  99. 99.

    Boucher, O., Friedlingstein, P., Collins, B. & Shine, K. P. The indirect global warming potential and global temperature change potential due to methane oxidation. Environ. Res. Lett. 4, 044007 (2009).

    Article  CAS  Google Scholar 

  100. 100.

    Gillett, N. P. & Matthews, H. D. Accounting for carbon cycle feedbacks in a comparison of the global warming effects of greenhouse gases. Environ. Res. Lett. 5, 034011 (2010).

    Article  Google Scholar 

  101. 101.

    Cherubini, F. & Tanaka, K. Amending the inadequacy of a single indicator for climate impact analyses.
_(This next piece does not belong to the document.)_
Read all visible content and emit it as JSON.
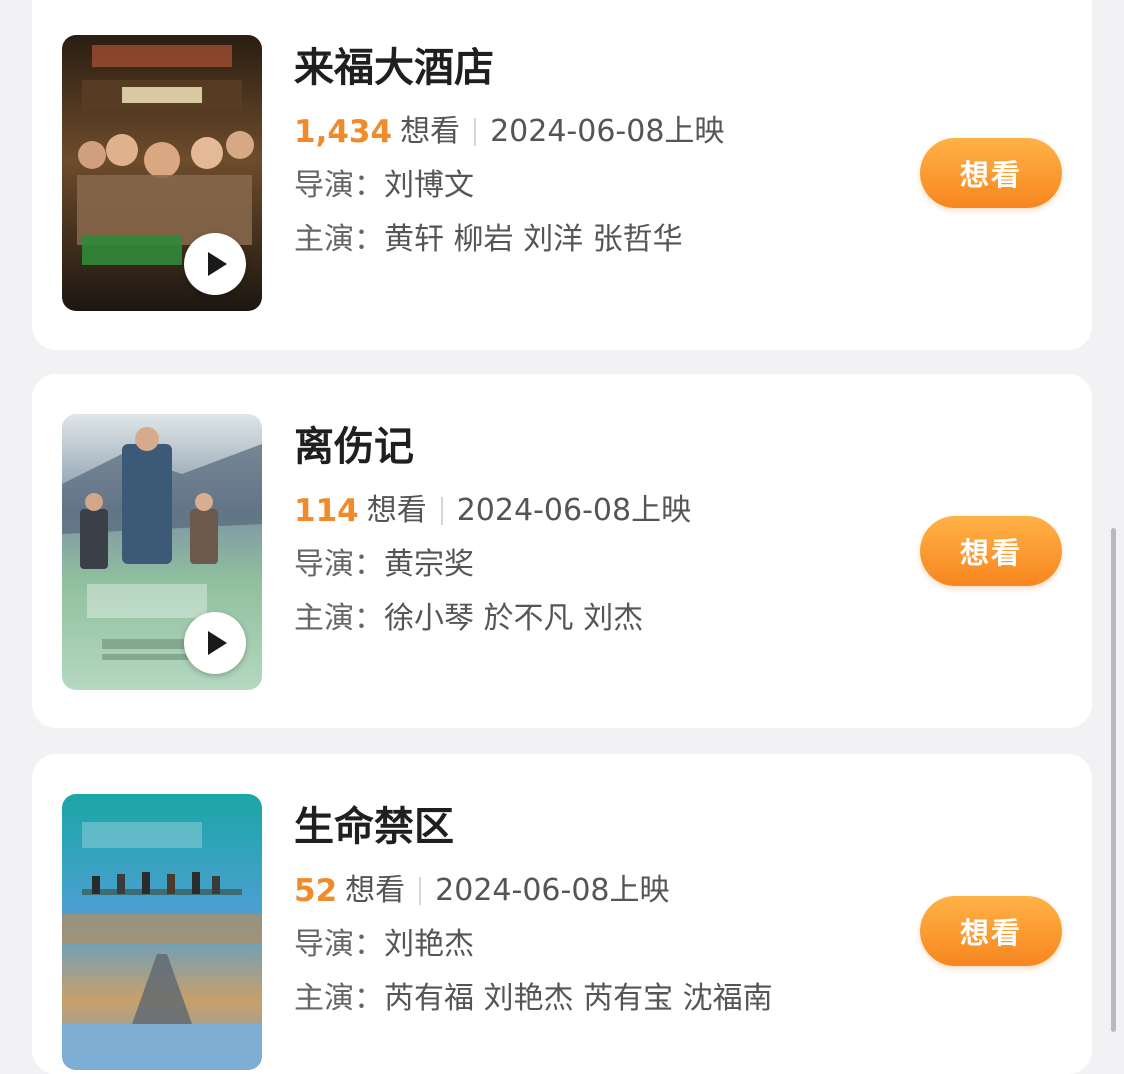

Environ. Sci. Technol. 50, 12530–12531 (2016).

    Article  CAS  Google Scholar 

Download references

Acknowledgements

This research was partially supported by the Environment Research and Technology Development Fund (2–1702) of the Environmental Restoration and Conservation Agency (Japan). K.T. was supported by a Senior Fellowship at the Institute for Advanced Sustainability Studies (Potsdam, Germany) to conduct the early phases of this study. F.C. and W.J.C. acknowledge support from the Research Council of Norway (project numbers 244074 and 235548, respectively). The authors are grateful for comments from O. Boucher and A. McLean, which were useful to improve this study.

Author information
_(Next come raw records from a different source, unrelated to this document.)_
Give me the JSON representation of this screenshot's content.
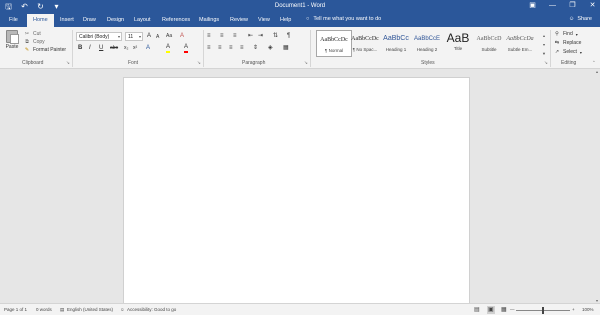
{
  "titlebar": {
    "title": "Document1 - Word",
    "qat_icons": [
      "save-icon",
      "undo-icon",
      "redo-icon",
      "customize-icon"
    ],
    "window_controls": [
      "ribbon-display-icon",
      "minimize-icon",
      "restore-icon",
      "close-icon"
    ]
  },
  "tabs": [
    "File",
    "Home",
    "Insert",
    "Draw",
    "Design",
    "Layout",
    "References",
    "Mailings",
    "Review",
    "View",
    "Help"
  ],
  "active_tab": "Home",
  "tell_me": "Tell me what you want to do",
  "share": "Share",
  "clipboard": {
    "label": "Clipboard",
    "paste": "Paste",
    "cut": "Cut",
    "copy": "Copy",
    "format_painter": "Format Painter"
  },
  "font": {
    "label": "Font",
    "name": "Calibri (Body)",
    "size": "11",
    "bold": "B",
    "italic": "I",
    "underline": "U",
    "grow": "A",
    "shrink": "A",
    "case": "Aa",
    "clear": "A",
    "highlight": "A"
  },
  "paragraph": {
    "label": "Paragraph",
    "show_marks": "¶"
  },
  "styles": {
    "label": "Styles",
    "items": [
      {
        "sample": "AaBbCcDc",
        "name": "¶ Normal"
      },
      {
        "sample": "AaBbCcDc",
        "name": "¶ No Spac..."
      },
      {
        "sample": "AaBbCc",
        "name": "Heading 1"
      },
      {
        "sample": "AaBbCcE",
        "name": "Heading 2"
      },
      {
        "sample": "AaB",
        "name": "Title"
      },
      {
        "sample": "AaBbCcD",
        "name": "Subtitle"
      },
      {
        "sample": "AaBbCcDa",
        "name": "Subtle Em..."
      }
    ]
  },
  "editing": {
    "label": "Editing",
    "find": "Find",
    "replace": "Replace",
    "select": "Select"
  },
  "status": {
    "page": "Page 1 of 1",
    "words": "0 words",
    "language": "English (United States)",
    "accessibility": "Accessibility: Good to go",
    "zoom": "100%",
    "zoom_level": 0.5
  },
  "colors": {
    "brand": "#2b579a",
    "highlight": "#ffff00",
    "font_color": "#ff0000"
  }
}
Affiliations

Authors

Contributions

K.T. led the study. K.T. and F.C. designed the experiment. O.C. and F.C. derived the emissions data. W.J.C. computed the emissions metrics. K.T. and O.C. calculated the climate impacts. O.C. performed the Monte Carlo analysis. K.T. generated all of the figures and tables. K.T., O.C., W.J.C. and F.C. analysed the results. K.T. drafted the manuscript, with inputs from O.C., W.J.C. and F.C.

Corresponding author
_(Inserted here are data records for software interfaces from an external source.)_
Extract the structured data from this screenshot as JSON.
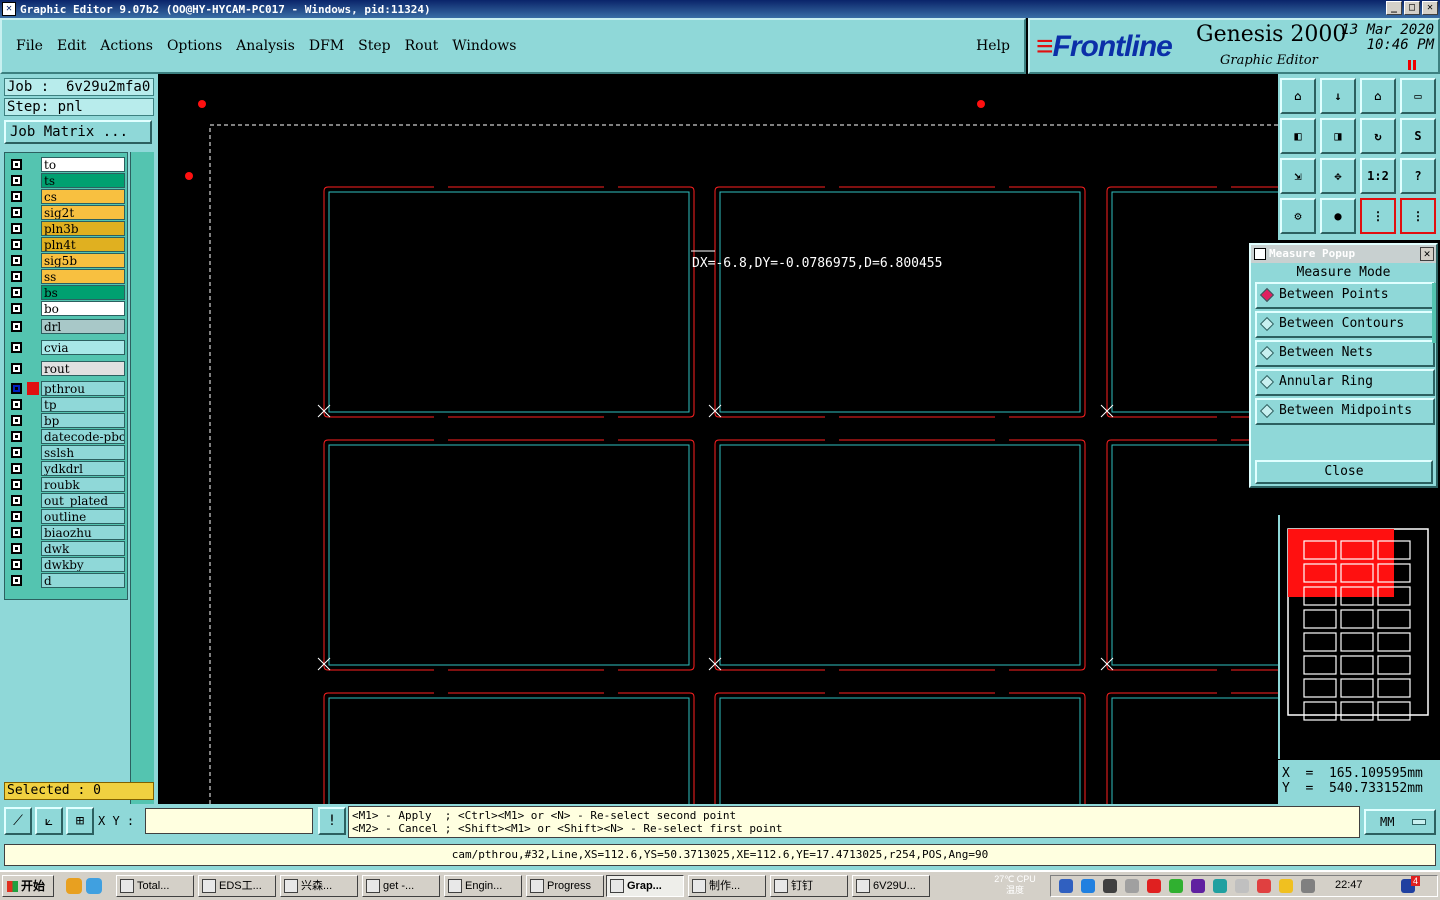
{
  "window": {
    "title": "Graphic Editor 9.07b2 (OO@HY-HYCAM-PC017 - Windows, pid:11324)",
    "controls": [
      "_",
      "□",
      "✕"
    ]
  },
  "menu": {
    "items": [
      "File",
      "Edit",
      "Actions",
      "Options",
      "Analysis",
      "DFM",
      "Step",
      "Rout",
      "Windows"
    ],
    "help": "Help"
  },
  "logo": {
    "brand": "Frontline",
    "product": "Genesis 2000",
    "subtitle": "Graphic Editor",
    "date": "13 Mar 2020",
    "time": "10:46 PM"
  },
  "job": {
    "job_label": "Job :  6v29u2mfa0",
    "step_label": "Step: pnl",
    "matrix_button": "Job Matrix ..."
  },
  "layers": [
    {
      "name": "to",
      "color": "#ffffff"
    },
    {
      "name": "ts",
      "color": "#00a070"
    },
    {
      "name": "cs",
      "color": "#f8c040"
    },
    {
      "name": "sig2t",
      "color": "#f8c040"
    },
    {
      "name": "pln3b",
      "color": "#e0b020"
    },
    {
      "name": "pln4t",
      "color": "#e0b020"
    },
    {
      "name": "sig5b",
      "color": "#f8c040"
    },
    {
      "name": "ss",
      "color": "#f8c040"
    },
    {
      "name": "bs",
      "color": "#00a070"
    },
    {
      "name": "bo",
      "color": "#ffffff"
    },
    {
      "name": "drl",
      "color": "#a8c8c8"
    },
    {
      "name": "cvia",
      "color": "#a8e8e8"
    },
    {
      "name": "rout",
      "color": "#e0e0e0"
    },
    {
      "name": "pthrou",
      "color": "#8fd8d8"
    },
    {
      "name": "tp",
      "color": "#8fd8d8"
    },
    {
      "name": "bp",
      "color": "#8fd8d8"
    },
    {
      "name": "datecode-pbc",
      "color": "#8fd8d8"
    },
    {
      "name": "sslsh",
      "color": "#8fd8d8"
    },
    {
      "name": "ydkdrl",
      "color": "#8fd8d8"
    },
    {
      "name": "roubk",
      "color": "#8fd8d8"
    },
    {
      "name": "out_plated",
      "color": "#8fd8d8"
    },
    {
      "name": "outline",
      "color": "#8fd8d8"
    },
    {
      "name": "biaozhu",
      "color": "#8fd8d8"
    },
    {
      "name": "dwk",
      "color": "#8fd8d8"
    },
    {
      "name": "dwkby",
      "color": "#8fd8d8"
    },
    {
      "name": "d",
      "color": "#8fd8d8"
    }
  ],
  "selected": "Selected : 0",
  "canvas": {
    "measure_readout": "DX=-6.8,DY=-0.0786975,D=6.800455"
  },
  "tools": [
    {
      "name": "zoom-home-tool-icon",
      "glyph": "⌂"
    },
    {
      "name": "zoom-down-tool-icon",
      "glyph": "↓"
    },
    {
      "name": "home-tool-icon",
      "glyph": "⌂"
    },
    {
      "name": "window-tool-icon",
      "glyph": "▭"
    },
    {
      "name": "pan-left-tool-icon",
      "glyph": "◧"
    },
    {
      "name": "pan-right-tool-icon",
      "glyph": "◨"
    },
    {
      "name": "flip-tool-icon",
      "glyph": "↻"
    },
    {
      "name": "snake-tool-icon",
      "glyph": "S"
    },
    {
      "name": "fit-tool-icon",
      "glyph": "⇲"
    },
    {
      "name": "center-tool-icon",
      "glyph": "✥"
    },
    {
      "name": "scale-tool-icon",
      "glyph": "1:2"
    },
    {
      "name": "query-tool-icon",
      "glyph": "?"
    },
    {
      "name": "settings-tool-icon",
      "glyph": "⚙"
    },
    {
      "name": "snap-tool-icon",
      "glyph": "●"
    },
    {
      "name": "layers-tool-icon",
      "glyph": "⋮"
    },
    {
      "name": "graph-tool-icon",
      "glyph": "⋮"
    }
  ],
  "measure_popup": {
    "title": "Measure Popup",
    "mode_label": "Measure Mode",
    "options": [
      "Between Points",
      "Between Contours",
      "Between Nets",
      "Annular Ring",
      "Between Midpoints"
    ],
    "selected_option": "Between Points",
    "close": "Close"
  },
  "coords": {
    "x": "X  =  165.109595mm",
    "y": "Y  =  540.733152mm"
  },
  "prompt": {
    "xy_label": "X Y :",
    "xy_value": "",
    "info_button": "!",
    "messages": "<M1> - Apply  ; <Ctrl><M1> or <N> - Re-select second point\n<M2> - Cancel ; <Shift><M1> or <Shift><N> - Re-select first point",
    "units": "MM"
  },
  "status": "cam/pthrou,#32,Line,XS=112.6,YS=50.3713025,XE=112.6,YE=17.4713025,r254,POS,Ang=90",
  "taskbar": {
    "start": "开始",
    "tasks": [
      "Total...",
      "EDS工...",
      "兴森...",
      "get -...",
      "Engin...",
      "Progress",
      "Grap...",
      "制作...",
      "钉钉",
      "6V29U..."
    ],
    "active_task": "Grap...",
    "cpu_label": "27℃\nCPU温度",
    "clock": "22:47",
    "notify_badge": "4"
  }
}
Correspondence to Katsumasa Tanaka.

Ethics declarations

Competing interests

The authors declare no competing interests.

Additional information

Publisher’s note: Springer Nature remains neutral with regard to jurisdictional claims in published maps and institutional affiliations.

Supplementary information

Supplementary Information

Supplementary Tables 1–8, Supplementary Figs. 1–9 and Supplementary references.

Rights and permissions

Reprints and Permissions

About this article

Verify currency and authenticity via CrossMark

Cite this article

Tanaka, K., Cavalett, O., Collins, W.J. et al. Asserting the climate benefits of the coal-to-gas shift across temporal and spatial scales. Nat. Clim. Chang. 9, 389–396 (2019). https://doi.org/10.1038/s41558-019-0457-1

Download citation

Further reading

Search

Nature Briefing

Sign up for the Nature Briefing newsletter — what matters in science, free to your inbox daily.

Get the most important science stories of the day, free in your inbox. Sign up for Nature Briefing